=== Begin Enclosure ===
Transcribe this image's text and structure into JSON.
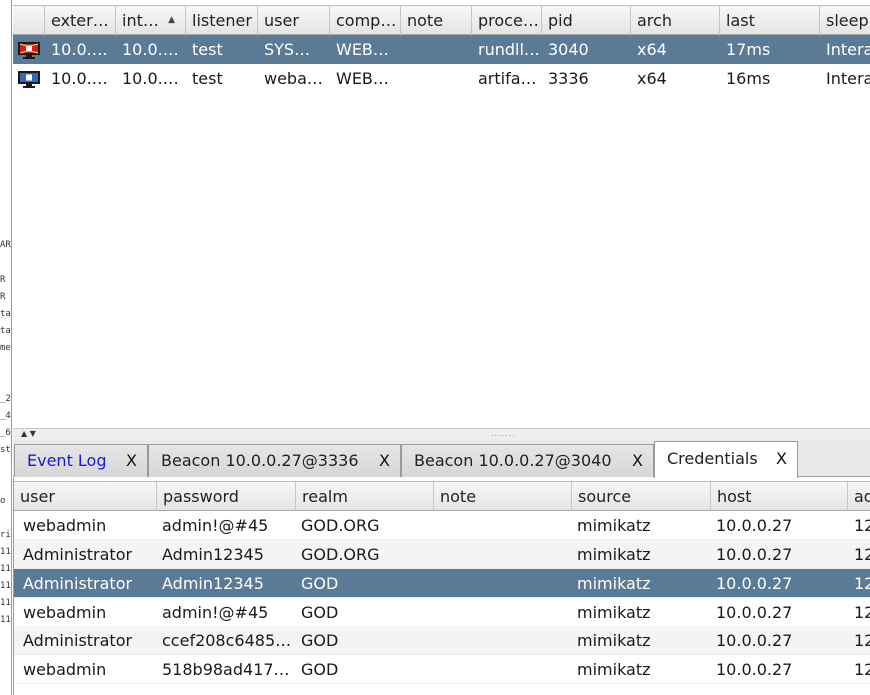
{
  "left_fragments": [
    "AR",
    "R",
    "R",
    "ta",
    "ta",
    "me",
    "_2",
    "_4",
    "_6",
    "st",
    "o",
    "ri",
    "11",
    "11",
    "11",
    "11",
    "11"
  ],
  "beacons": {
    "columns": [
      "exter…",
      "int…",
      "listener",
      "user",
      "comp…",
      "note",
      "proce…",
      "pid",
      "arch",
      "last",
      "sleep"
    ],
    "sort_indicator": "▲",
    "rows": [
      {
        "icon": "beacon-session-admin-icon",
        "external": "10.0.…",
        "internal": "10.0.…",
        "listener": "test",
        "user": "SYS…",
        "computer": "WEB…",
        "note": "",
        "process": "rundll…",
        "pid": "3040",
        "arch": "x64",
        "last": "17ms",
        "sleep": "Intera"
      },
      {
        "icon": "beacon-session-icon",
        "external": "10.0.…",
        "internal": "10.0.…",
        "listener": "test",
        "user": "weba…",
        "computer": "WEB…",
        "note": "",
        "process": "artifa…",
        "pid": "3336",
        "arch": "x64",
        "last": "16ms",
        "sleep": "Intera"
      }
    ]
  },
  "splitter": {
    "arrows": "▲ ▼",
    "grip": "......."
  },
  "tabs": [
    {
      "label": "Event Log",
      "close": "X"
    },
    {
      "label": "Beacon 10.0.0.27@3336",
      "close": "X"
    },
    {
      "label": "Beacon 10.0.0.27@3040",
      "close": "X"
    },
    {
      "label": "Credentials",
      "close": "X"
    }
  ],
  "credentials": {
    "columns": [
      "user",
      "password",
      "realm",
      "note",
      "source",
      "host",
      "ad"
    ],
    "rows": [
      {
        "user": "webadmin",
        "password": "admin!@#45",
        "realm": "GOD.ORG",
        "note": "",
        "source": "mimikatz",
        "host": "10.0.0.27",
        "added": "12"
      },
      {
        "user": "Administrator",
        "password": "Admin12345",
        "realm": "GOD.ORG",
        "note": "",
        "source": "mimikatz",
        "host": "10.0.0.27",
        "added": "12"
      },
      {
        "user": "Administrator",
        "password": "Admin12345",
        "realm": "GOD",
        "note": "",
        "source": "mimikatz",
        "host": "10.0.0.27",
        "added": "12"
      },
      {
        "user": "webadmin",
        "password": "admin!@#45",
        "realm": "GOD",
        "note": "",
        "source": "mimikatz",
        "host": "10.0.0.27",
        "added": "12"
      },
      {
        "user": "Administrator",
        "password": "ccef208c6485…",
        "realm": "GOD",
        "note": "",
        "source": "mimikatz",
        "host": "10.0.0.27",
        "added": "12"
      },
      {
        "user": "webadmin",
        "password": "518b98ad417…",
        "realm": "GOD",
        "note": "",
        "source": "mimikatz",
        "host": "10.0.0.27",
        "added": "12"
      }
    ]
  },
  "colors": {
    "selection": "#5b7a96",
    "link": "#1a1ad6"
  }
}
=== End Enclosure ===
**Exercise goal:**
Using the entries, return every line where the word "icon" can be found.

**Solution to the exercise:**
        "icon": "beacon-session-admin-icon",
        "icon": "beacon-session-icon",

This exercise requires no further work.